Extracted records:
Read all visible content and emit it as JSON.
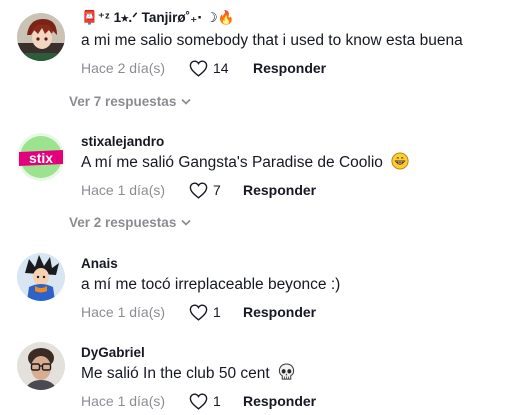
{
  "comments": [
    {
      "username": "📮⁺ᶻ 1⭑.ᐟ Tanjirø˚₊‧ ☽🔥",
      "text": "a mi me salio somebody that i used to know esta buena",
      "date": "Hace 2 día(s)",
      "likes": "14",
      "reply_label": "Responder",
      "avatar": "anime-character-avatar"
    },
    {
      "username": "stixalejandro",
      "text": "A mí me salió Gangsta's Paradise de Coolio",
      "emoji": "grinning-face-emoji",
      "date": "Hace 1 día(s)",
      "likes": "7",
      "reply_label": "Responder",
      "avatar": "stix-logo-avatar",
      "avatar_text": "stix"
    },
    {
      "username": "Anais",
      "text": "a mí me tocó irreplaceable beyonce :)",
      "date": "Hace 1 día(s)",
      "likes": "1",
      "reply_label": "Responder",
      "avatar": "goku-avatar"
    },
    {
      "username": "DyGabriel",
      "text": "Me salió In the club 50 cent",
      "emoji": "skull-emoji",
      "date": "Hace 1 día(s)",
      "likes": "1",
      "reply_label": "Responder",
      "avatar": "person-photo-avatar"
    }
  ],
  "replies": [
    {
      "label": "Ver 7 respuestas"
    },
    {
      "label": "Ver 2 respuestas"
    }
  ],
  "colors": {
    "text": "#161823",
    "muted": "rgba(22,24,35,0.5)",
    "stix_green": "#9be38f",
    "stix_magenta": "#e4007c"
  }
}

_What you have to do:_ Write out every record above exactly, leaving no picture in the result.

_Exercise output:_
Read all visible content and emit it as JSON.
{
  "comments": [
    {
      "username": "📮⁺ᶻ 1⭑.ᐟ Tanjirø˚₊‧ ☽🔥",
      "text": "a mi me salio somebody that i used to know esta buena",
      "date": "Hace 2 día(s)",
      "likes": "14",
      "reply_label": "Responder",
      "avatar": "anime-character-avatar"
    },
    {
      "username": "stixalejandro",
      "text": "A mí me salió Gangsta's Paradise de Coolio",
      "emoji": "grinning-face-emoji",
      "date": "Hace 1 día(s)",
      "likes": "7",
      "reply_label": "Responder",
      "avatar": "stix-logo-avatar",
      "avatar_text": "stix"
    },
    {
      "username": "Anais",
      "text": "a mí me tocó irreplaceable beyonce :)",
      "date": "Hace 1 día(s)",
      "likes": "1",
      "reply_label": "Responder",
      "avatar": "goku-avatar"
    },
    {
      "username": "DyGabriel",
      "text": "Me salió In the club 50 cent",
      "emoji": "skull-emoji",
      "date": "Hace 1 día(s)",
      "likes": "1",
      "reply_label": "Responder",
      "avatar": "person-photo-avatar"
    }
  ],
  "replies": [
    {
      "label": "Ver 7 respuestas"
    },
    {
      "label": "Ver 2 respuestas"
    }
  ],
  "colors": {
    "text": "#161823",
    "muted": "rgba(22,24,35,0.5)",
    "stix_green": "#9be38f",
    "stix_magenta": "#e4007c"
  }
}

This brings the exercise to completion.